Verbatim output required. Print the data in full.

(Records from a data source)
=== Section Start ===
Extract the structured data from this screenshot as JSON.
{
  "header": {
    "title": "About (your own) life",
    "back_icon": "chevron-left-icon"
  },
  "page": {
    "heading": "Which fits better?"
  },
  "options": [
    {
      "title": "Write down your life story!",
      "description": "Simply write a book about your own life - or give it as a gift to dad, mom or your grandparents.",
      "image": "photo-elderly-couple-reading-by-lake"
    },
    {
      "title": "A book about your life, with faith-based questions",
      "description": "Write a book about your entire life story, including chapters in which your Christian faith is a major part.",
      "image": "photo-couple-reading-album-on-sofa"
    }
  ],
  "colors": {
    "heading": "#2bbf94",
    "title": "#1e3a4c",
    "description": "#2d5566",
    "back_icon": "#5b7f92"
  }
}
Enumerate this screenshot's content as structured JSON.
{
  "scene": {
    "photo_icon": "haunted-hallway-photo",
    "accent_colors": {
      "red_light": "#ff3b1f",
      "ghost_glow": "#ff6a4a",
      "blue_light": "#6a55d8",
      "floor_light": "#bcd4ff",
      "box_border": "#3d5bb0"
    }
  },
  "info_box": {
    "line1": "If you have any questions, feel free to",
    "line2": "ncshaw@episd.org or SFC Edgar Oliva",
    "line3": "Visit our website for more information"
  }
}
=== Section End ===
(Solved exercise):
Extract the structured data from this screenshot as JSON.
{
  "header": {
    "title": "About (your own) life",
    "back_icon": "chevron-left-icon"
  },
  "page": {
    "heading": "Which fits better?"
  },
  "options": [
    {
      "title": "Write down your life story!",
      "description": "Simply write a book about your own life - or give it as a gift to dad, mom or your grandparents.",
      "image": "photo-elderly-couple-reading-by-lake"
    },
    {
      "title": "A book about your life, with faith-based questions",
      "description": "Write a book about your entire life story, including chapters in which your Christian faith is a major part.",
      "image": "photo-couple-reading-album-on-sofa"
    }
  ],
  "colors": {
    "heading": "#2bbf94",
    "title": "#1e3a4c",
    "description": "#2d5566",
    "back_icon": "#5b7f92"
  }
}
Enumerate this screenshot's content as structured JSON.
{
  "scene": {
    "photo_icon": "haunted-hallway-photo",
    "accent_colors": {
      "red_light": "#ff3b1f",
      "ghost_glow": "#ff6a4a",
      "blue_light": "#6a55d8",
      "floor_light": "#bcd4ff",
      "box_border": "#3d5bb0"
    }
  },
  "info_box": {
    "line1": "If you have any questions, feel free to",
    "line2": "ncshaw@episd.org or SFC Edgar Oliva",
    "line3": "Visit our website for more information"
  }
}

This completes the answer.